“What if raising [your different child] is an act of service [God has] called you to? Will you accept him as a gift? Will you submit to the circumstances he brings to your whole family because you believe God is in control? Will you humble yourself and accept God’s will and cease to fight against [your child]? Even if no one else ever sees the battles you have lived through or knows your quiet faithfulness to love him and to believe forward into his life? Your service of worship is not lost.”
I do believe that all children are gifts and special and made in God’s image, so they should be respected and treasured, both in families and the culture at large. But some kids are a little different in one way or another. And whether that’s because of mental illness or physical disability or giftedness or just eccentricity, whenever someone is different from the norm, there is conflict. As a parent, this can be a very intense and difficult thing to navigate.
Enter Sally Clarkson, whose books I have referenced before. People who write parenting books are generally assumed to be perfect, but in her latest volume, Sally took a different direction, writing about her son’s mental illness and how that impacted her life and perspective.
Different is eponymously not the same as Sally’s other books–she co-wrote it with her son, Nathan, who she describes as her out-of-the-box kid. If you have one (or two, or more) of these, you should certainly read the book. While the Clarksons were dealing with diagnosed mental illnesses, I found their observations equally helpful as a parent of intense/gifted kids who aren’t dealing with any particular medical conditions but are different in some unexpected ways.
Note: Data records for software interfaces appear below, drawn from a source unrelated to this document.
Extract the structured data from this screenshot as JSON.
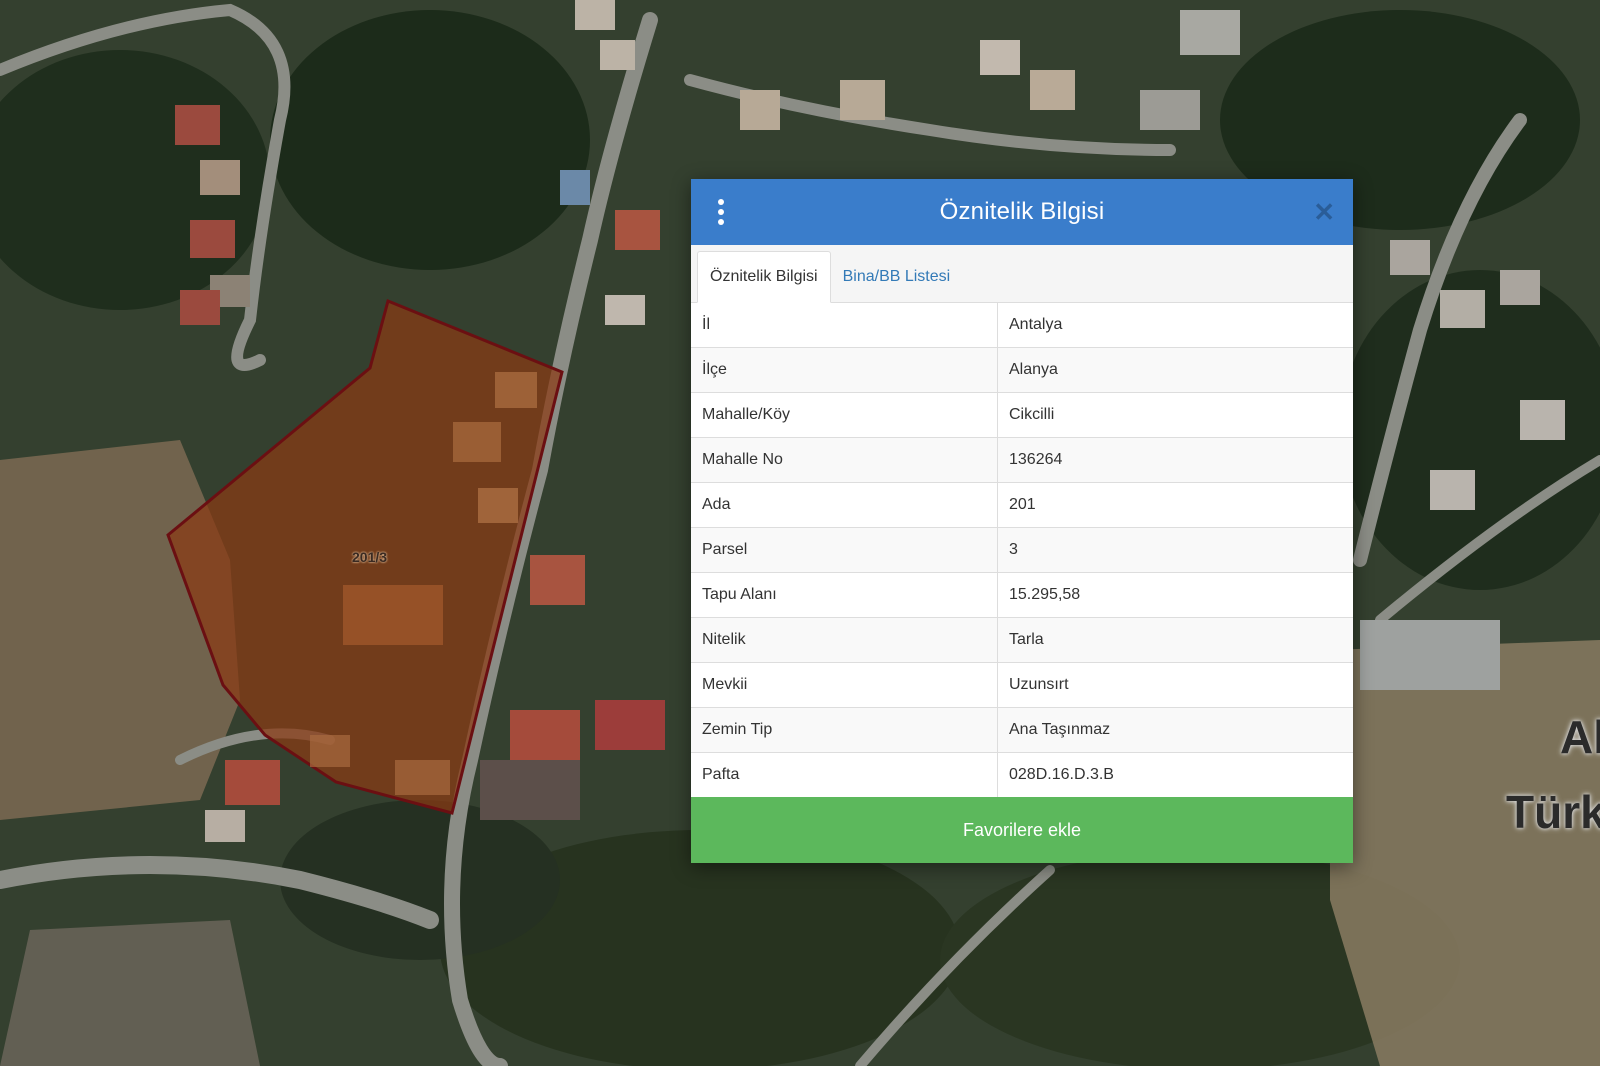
{
  "map": {
    "parcel_label": "201/3",
    "city_label_line1": "Ala",
    "city_label_line2": "Türk"
  },
  "panel": {
    "title": "Öznitelik Bilgisi",
    "menu_icon": "vertical-dots-icon",
    "close_icon": "close-icon",
    "tabs": [
      {
        "label": "Öznitelik Bilgisi",
        "active": true
      },
      {
        "label": "Bina/BB Listesi",
        "active": false
      }
    ],
    "rows": [
      {
        "key": "İl",
        "value": "Antalya"
      },
      {
        "key": "İlçe",
        "value": "Alanya"
      },
      {
        "key": "Mahalle/Köy",
        "value": "Cikcilli"
      },
      {
        "key": "Mahalle No",
        "value": "136264"
      },
      {
        "key": "Ada",
        "value": "201"
      },
      {
        "key": "Parsel",
        "value": "3"
      },
      {
        "key": "Tapu Alanı",
        "value": "15.295,58"
      },
      {
        "key": "Nitelik",
        "value": "Tarla"
      },
      {
        "key": "Mevkii",
        "value": "Uzunsırt"
      },
      {
        "key": "Zemin Tip",
        "value": "Ana Taşınmaz"
      },
      {
        "key": "Pafta",
        "value": "028D.16.D.3.B"
      }
    ],
    "favorite_button": "Favorilere ekle"
  },
  "colors": {
    "header_blue": "#3a7dcb",
    "button_green": "#5cb85c",
    "parcel_fill": "#8a3a14",
    "parcel_border": "#6b0f12"
  }
}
I appreciated Sally’s honesty and encouragement, and would recommend this book if you are parenting a kid who is different in any way.
Disclosure: This post contains an affiliate link.